The coldness and heaviness and blankness of it took a slow grip on Arthur's heart, and he felt acutely aware of the feelings of the Krikkit pilots that hung in the air like a thick static charge. They were now on the very boundary of the historical consciousness of their race. This was the very limit beyond which none of them had ever speculated, or even known that there was any speculation to be done.…
They flew out of the cloud.
They saw the staggering jewels of the night in their infinite dust and their minds sang with fear.
For a while they flew on, motionless against the starry sweep of the Galaxy, itself motionless against the infinite sweep of the Universe. And then they turned round.
"It'll have to go," the men of Krikkit said as they headed back for home.
On the way back they sang a number of tuneful and reflective songs on the subjects of peace, justice, morality, culture, sport, family life and the obliteration of all other life-forms.…
"It's all right," she said quietly, but clearly enough for all the shadowy crowd to hear, "you don't have to do it."…
"I want you to do something for me," she said, and unexpectedly laughed.
"I want," she said, and laughed again. She put her hand over her mouth and then said, with a straight face, "I want you to take me to your leader," and she pointed into the War Zones in the sky. She seemed somehow to know that their leader would be there.
Her laughter seemed to discharge something in the atmosphere. From somewhere at the back of the crowd a single voice started to sing a tune that would have enabled Paul McCartney, had he written it, to buy the world.

It is a little sad to mention Linda McCartney, since she's dead, but then again, so is Douglas Adams. (The world is now a lot less funny.)

The entry entitled "pleased to meet you" also reminds me a little of T.S. Eliot's "The Love Song of J. Alfred Prufrock", but that is really neither here nor there, and I don't know which deranged neural pathway in my mind lit up to make me think that. I suppose I identify a lot with the protagonists of both pieces.

15:58:04 17 Apr 2004 > /books > permalink > 4 comments

Sun, 30 Nov 2003


lazy sunday


Sunday calls can be bad, because since the day is often uneventful, you have to keep admitting through the night. Of course, this is when five people decide to walk into the ER complaining of chest pain, who end up having abnormal EKGs, and now you're admitting five people at 5 in the morning.

Of course, one can always pray.

Hope for the best, but prepare for the worst.

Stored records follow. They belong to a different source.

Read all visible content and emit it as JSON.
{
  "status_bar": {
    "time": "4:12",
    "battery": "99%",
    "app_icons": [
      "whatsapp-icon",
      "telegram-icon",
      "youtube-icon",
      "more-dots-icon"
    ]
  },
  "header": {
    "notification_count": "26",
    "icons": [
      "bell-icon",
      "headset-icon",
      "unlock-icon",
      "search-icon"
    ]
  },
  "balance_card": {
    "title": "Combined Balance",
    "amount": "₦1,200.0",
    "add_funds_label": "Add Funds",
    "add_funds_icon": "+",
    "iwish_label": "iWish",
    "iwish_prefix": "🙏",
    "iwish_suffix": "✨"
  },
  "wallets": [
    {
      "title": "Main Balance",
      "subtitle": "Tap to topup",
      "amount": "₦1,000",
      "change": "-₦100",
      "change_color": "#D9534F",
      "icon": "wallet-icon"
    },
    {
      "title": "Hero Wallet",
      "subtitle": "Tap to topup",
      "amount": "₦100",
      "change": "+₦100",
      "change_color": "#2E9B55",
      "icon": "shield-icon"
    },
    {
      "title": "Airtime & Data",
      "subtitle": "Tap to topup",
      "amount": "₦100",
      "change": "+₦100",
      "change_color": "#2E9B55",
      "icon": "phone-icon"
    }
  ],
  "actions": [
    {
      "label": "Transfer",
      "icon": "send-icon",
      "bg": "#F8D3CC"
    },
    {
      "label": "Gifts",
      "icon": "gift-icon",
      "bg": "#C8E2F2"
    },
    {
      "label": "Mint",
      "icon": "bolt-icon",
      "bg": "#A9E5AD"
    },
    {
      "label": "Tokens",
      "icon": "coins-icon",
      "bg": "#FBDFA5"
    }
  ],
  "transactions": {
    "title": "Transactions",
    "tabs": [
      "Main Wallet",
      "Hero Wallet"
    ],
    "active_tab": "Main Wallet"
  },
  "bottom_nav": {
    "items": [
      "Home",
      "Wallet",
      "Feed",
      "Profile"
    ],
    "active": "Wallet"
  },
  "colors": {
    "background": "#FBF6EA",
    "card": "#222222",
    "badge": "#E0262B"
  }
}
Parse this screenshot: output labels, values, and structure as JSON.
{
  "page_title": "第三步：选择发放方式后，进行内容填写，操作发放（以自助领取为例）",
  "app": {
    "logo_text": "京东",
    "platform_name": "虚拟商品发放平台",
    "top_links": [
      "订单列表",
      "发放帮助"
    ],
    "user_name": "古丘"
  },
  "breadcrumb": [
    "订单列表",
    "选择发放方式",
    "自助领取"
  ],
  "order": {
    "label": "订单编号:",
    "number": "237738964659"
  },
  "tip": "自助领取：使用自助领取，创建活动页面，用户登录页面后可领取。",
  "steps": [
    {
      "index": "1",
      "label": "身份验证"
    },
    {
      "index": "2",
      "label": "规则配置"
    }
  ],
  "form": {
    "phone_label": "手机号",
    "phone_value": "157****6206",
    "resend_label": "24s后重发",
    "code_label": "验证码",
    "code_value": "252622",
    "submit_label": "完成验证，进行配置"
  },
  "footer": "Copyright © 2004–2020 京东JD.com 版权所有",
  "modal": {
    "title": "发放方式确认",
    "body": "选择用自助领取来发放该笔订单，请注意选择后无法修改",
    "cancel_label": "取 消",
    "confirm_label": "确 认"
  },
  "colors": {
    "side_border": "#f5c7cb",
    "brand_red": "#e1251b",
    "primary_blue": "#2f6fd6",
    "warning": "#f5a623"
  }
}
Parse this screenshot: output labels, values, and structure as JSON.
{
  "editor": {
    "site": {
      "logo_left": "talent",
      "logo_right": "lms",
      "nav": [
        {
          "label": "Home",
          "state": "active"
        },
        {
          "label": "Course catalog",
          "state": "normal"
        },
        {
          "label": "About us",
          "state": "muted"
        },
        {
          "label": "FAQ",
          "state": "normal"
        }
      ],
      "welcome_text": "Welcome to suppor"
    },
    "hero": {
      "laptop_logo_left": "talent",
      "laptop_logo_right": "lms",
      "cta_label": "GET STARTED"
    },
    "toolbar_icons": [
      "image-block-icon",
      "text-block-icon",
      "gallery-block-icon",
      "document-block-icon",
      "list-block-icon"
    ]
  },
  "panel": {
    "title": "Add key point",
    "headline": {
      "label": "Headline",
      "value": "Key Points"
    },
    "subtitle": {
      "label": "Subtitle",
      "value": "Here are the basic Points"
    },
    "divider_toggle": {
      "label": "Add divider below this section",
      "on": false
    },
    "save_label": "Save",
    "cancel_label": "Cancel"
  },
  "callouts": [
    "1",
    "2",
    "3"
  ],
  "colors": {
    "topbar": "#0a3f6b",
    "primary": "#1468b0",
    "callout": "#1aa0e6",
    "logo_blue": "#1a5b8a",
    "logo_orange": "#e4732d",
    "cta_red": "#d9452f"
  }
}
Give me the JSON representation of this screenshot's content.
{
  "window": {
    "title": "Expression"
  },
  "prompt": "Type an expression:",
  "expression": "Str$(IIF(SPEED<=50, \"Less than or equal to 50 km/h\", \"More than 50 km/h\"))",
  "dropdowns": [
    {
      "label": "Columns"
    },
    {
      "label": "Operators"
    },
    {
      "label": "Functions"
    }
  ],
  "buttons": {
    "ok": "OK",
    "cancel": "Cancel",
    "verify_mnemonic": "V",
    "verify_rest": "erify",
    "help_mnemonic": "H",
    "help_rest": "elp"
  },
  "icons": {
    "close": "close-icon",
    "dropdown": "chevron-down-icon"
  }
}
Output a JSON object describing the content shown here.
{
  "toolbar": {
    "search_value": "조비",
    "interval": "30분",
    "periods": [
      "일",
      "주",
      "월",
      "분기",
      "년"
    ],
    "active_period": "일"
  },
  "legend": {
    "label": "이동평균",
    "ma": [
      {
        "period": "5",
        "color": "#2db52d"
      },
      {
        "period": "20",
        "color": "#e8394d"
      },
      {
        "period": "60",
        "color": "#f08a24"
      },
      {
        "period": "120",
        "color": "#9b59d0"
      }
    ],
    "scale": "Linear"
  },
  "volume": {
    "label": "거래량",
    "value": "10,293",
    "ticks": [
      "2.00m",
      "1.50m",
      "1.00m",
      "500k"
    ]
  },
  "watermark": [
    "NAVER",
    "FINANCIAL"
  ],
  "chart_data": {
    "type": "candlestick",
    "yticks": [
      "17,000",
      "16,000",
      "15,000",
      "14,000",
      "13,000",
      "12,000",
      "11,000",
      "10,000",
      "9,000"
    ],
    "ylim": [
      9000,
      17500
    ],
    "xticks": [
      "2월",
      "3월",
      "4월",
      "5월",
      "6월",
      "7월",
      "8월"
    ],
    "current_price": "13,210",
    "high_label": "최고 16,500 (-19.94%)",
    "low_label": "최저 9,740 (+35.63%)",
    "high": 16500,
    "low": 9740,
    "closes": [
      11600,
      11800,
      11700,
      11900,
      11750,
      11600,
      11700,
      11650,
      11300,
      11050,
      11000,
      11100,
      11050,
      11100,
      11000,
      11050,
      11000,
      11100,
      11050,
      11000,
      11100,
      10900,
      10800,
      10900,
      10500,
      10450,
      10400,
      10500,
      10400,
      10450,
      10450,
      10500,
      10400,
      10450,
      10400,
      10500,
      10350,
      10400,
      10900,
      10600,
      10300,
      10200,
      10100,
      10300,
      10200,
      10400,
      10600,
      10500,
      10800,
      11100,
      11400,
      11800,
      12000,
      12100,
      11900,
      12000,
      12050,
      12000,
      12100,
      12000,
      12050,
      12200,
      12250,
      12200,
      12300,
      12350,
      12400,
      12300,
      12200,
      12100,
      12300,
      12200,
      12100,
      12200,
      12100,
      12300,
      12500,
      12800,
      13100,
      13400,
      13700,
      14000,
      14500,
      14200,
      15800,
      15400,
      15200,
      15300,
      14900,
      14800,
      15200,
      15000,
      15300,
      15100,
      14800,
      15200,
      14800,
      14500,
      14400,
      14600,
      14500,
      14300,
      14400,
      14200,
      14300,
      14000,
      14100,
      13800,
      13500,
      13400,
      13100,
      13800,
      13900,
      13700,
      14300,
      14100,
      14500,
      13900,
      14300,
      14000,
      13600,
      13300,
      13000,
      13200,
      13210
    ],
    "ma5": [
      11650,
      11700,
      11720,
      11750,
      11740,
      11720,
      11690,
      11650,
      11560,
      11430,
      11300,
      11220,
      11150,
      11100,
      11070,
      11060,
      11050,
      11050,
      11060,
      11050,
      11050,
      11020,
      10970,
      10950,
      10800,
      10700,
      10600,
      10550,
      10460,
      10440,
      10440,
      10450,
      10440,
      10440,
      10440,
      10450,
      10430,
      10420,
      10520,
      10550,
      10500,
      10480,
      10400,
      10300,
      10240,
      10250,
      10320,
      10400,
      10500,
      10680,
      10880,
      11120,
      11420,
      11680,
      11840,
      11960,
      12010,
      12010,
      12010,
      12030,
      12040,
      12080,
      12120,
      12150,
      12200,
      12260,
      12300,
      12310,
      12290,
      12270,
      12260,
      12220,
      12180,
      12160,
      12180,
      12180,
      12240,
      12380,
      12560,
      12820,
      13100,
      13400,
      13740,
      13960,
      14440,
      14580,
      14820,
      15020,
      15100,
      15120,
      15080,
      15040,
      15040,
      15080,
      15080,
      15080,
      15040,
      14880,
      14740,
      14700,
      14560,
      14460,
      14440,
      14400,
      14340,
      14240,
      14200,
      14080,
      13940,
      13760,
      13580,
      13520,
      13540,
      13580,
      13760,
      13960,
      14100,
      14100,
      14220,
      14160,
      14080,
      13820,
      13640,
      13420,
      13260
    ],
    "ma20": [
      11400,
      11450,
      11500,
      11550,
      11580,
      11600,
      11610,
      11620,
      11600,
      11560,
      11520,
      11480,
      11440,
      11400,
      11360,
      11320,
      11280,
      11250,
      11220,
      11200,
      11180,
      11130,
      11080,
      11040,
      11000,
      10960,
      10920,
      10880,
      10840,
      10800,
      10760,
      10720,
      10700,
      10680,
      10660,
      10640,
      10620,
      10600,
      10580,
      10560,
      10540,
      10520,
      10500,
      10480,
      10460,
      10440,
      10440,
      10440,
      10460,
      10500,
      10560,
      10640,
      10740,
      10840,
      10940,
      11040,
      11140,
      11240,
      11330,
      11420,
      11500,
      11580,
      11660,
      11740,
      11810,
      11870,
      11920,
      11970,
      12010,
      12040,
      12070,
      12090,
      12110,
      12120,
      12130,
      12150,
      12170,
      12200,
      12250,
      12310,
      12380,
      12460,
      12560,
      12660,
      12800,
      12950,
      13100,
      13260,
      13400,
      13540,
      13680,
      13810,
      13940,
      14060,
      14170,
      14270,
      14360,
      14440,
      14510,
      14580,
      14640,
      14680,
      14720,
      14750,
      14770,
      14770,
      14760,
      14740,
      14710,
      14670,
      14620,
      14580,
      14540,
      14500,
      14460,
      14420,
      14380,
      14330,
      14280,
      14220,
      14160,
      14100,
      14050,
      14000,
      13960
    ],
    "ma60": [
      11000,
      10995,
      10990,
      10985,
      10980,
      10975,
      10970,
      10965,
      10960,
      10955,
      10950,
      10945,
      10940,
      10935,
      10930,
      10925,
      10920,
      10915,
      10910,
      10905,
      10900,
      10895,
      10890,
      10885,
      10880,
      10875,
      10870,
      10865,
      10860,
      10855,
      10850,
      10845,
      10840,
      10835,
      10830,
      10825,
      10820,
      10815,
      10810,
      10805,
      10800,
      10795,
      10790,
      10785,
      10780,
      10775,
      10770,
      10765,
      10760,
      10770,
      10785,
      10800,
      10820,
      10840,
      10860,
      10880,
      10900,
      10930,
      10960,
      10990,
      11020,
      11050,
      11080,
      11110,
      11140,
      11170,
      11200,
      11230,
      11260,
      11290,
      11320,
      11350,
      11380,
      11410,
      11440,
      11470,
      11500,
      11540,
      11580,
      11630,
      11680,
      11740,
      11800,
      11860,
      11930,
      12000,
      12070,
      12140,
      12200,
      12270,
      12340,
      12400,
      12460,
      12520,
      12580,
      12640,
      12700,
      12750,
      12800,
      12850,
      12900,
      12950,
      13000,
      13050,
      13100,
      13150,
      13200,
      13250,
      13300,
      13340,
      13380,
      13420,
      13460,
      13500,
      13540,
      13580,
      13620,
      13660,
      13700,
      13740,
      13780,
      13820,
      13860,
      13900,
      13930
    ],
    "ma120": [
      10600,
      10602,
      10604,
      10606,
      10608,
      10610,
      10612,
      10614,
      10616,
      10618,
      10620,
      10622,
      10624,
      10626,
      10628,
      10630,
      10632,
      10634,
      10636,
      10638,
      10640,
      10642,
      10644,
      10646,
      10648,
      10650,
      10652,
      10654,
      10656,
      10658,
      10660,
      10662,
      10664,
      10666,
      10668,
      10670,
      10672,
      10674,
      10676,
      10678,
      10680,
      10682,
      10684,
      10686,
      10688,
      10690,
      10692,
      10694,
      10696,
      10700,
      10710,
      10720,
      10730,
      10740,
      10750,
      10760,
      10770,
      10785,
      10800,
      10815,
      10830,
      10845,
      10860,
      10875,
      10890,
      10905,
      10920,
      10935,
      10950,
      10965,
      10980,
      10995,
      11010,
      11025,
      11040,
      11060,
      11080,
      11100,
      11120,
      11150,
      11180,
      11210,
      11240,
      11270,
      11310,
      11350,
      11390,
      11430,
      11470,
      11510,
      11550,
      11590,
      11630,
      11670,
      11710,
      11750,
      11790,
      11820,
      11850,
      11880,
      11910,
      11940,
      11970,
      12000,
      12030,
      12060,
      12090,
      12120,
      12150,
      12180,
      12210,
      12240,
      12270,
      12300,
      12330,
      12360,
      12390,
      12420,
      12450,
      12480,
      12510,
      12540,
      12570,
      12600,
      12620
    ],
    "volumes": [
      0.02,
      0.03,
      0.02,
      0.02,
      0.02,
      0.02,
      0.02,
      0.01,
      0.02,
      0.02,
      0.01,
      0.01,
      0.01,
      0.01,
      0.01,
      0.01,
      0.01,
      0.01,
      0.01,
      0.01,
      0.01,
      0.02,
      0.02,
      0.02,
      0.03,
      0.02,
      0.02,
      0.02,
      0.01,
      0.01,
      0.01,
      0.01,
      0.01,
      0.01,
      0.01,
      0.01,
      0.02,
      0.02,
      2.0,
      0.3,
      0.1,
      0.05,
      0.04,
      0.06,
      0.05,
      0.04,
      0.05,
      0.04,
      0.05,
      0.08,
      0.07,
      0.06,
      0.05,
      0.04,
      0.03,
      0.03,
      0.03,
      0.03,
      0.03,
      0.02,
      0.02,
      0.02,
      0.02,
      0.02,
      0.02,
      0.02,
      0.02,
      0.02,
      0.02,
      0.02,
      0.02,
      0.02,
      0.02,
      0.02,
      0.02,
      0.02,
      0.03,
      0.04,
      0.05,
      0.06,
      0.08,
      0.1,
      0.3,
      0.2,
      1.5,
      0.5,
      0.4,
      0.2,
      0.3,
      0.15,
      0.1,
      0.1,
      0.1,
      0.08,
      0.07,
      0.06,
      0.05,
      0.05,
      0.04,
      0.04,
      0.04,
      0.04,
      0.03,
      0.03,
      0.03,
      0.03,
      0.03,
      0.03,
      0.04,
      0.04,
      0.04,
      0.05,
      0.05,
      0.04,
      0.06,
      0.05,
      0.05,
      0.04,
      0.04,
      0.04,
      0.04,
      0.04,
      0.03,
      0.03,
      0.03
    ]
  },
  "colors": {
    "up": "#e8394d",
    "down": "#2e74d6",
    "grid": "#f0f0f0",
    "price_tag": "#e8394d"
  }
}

In any case, I am sitting here in the computer lab, browsing through The Ekumen, a Yahoo group dedicated to the writings of Ursula K Le Guin, of whom I have been gushing about as of late. In the message archive, I come across Le Guin's commencement address to the Bryn Mawr class of 1986 which perfectly jives with the sentiments which I have been ranting about in the Alibata Yahoo group. It is interesting that this comes to mind this Thanksgiving weekend, where I can't help but be reminded that this land was stolen from the natives who lived here, by a people who believed in a malignant, vengeful God. I remarked the other day to my roommate how Calvin has left a pretty indelible mark on U.S. history, stretching until present day, and ultimately, if you interpret it a certain way, American imperialism is an extension of the tenets of Calvinism.

But enough of that.

As a side note, I can't seem to get Mindterm to work off of my own webhost. Apparently, I need to figure out how to self-sign the Java applet. Which I apparently can't do here. So I have found this page off of the University of Cambridge Department of Engineering which features Mindterm as a Java applet.

14:58:45 30 Nov 2003 > /books > permalink > 8 comments